- Work to complete -
Return, from the data below, each line that contains the word "plane".
Provided entries Start Marker
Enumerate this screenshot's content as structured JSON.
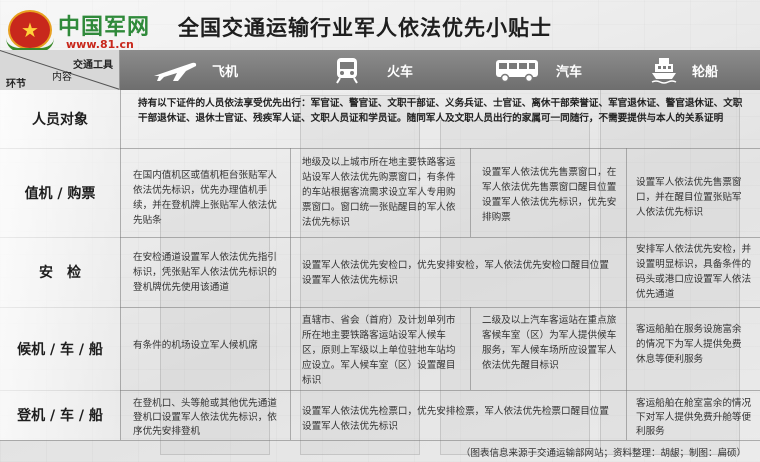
{
  "header": {
    "logo_name": "中国军网",
    "logo_url": "www.81.cn",
    "title": "全国交通运输行业军人依法优先小贴士"
  },
  "corner": {
    "top": "交通工具",
    "middle": "内容",
    "bottom": "环节"
  },
  "modes": {
    "plane": "飞机",
    "train": "火车",
    "bus": "汽车",
    "ship": "轮船"
  },
  "rows": {
    "persons": {
      "label": "人员对象",
      "text": "持有以下证件的人员依法享受优先出行：军官证、警官证、文职干部证、义务兵证、士官证、离休干部荣誉证、军官退休证、警官退休证、文职干部退休证、退休士官证、残疾军人证、文职人员证和学员证。随同军人及文职人员出行的家属可一同随行，不需要提供与本人的关系证明"
    },
    "checkin": {
      "label": "值机 / 购票",
      "plane": "在国内值机区或值机柜台张贴军人依法优先标识，优先办理值机手续，并在登机牌上张贴军人依法优先贴条",
      "train": "地级及以上城市所在地主要铁路客运站设军人依法优先购票窗口，有条件的车站根据客流需求设立军人专用购票窗口。窗口统一张贴醒目的军人依法优先标识",
      "bus": "设置军人依法优先售票窗口，在军人依法优先售票窗口醒目位置设置军人依法优先标识，优先安排购票",
      "ship": "设置军人依法优先售票窗口，并在醒目位置张贴军人依法优先标识"
    },
    "security": {
      "label": "安　检",
      "plane": "在安检通道设置军人依法优先指引标识，凭张贴军人依法优先标识的登机牌优先使用该通道",
      "merged": "设置军人依法优先安检口，优先安排安检，军人依法优先安检口醒目位置设置军人依法优先标识",
      "ship": "安排军人依法优先安检，并设置明显标识，具备条件的码头或港口应设置军人依法优先通道"
    },
    "waiting": {
      "label": "候机 / 车 / 船",
      "plane": "有条件的机场设立军人候机席",
      "train": "直辖市、省会（首府）及计划单列市所在地主要铁路客运站设军人候车区，原则上军级以上单位驻地车站均应设立。军人候车室（区）设置醒目标识",
      "bus": "二级及以上汽车客运站在重点旅客候车室（区）为军人提供候车服务，军人候车场所应设置军人依法优先醒目标识",
      "ship": "客运船舶在服务设施富余的情况下为军人提供免费休息等便利服务"
    },
    "boarding": {
      "label": "登机 / 车 / 船",
      "plane": "在登机口、头等舱或其他优先通道登机口设置军人依法优先标识，依序优先安排登机",
      "merged": "设置军人依法优先检票口，优先安排检票，军人依法优先检票口醒目位置设置军人依法优先标识",
      "ship": "客运船舶在舱室富余的情况下对军人提供免费升舱等便利服务"
    }
  },
  "footer": "（图表信息来源于交通运输部网站；资料整理：胡龈；制图：扁硕）",
  "colors": {
    "header_bar": "#7d7d7d",
    "logo_green": "#2f8a3a",
    "logo_red": "#c8281c"
  }
}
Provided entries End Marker
- Written reply -
    "plane": "飞机",
      "plane": "在国内值机区或值机柜台张贴军人依法优先标识，优先办理值机手续，并在登机牌上张贴军人依法优先贴条",
      "plane": "在安检通道设置军人依法优先指引标识，凭张贴军人依法优先标识的登机牌优先使用该通道",
      "plane": "有条件的机场设立军人候机席",
      "plane": "在登机口、头等舱或其他优先通道登机口设置军人依法优先标识，依序优先安排登机",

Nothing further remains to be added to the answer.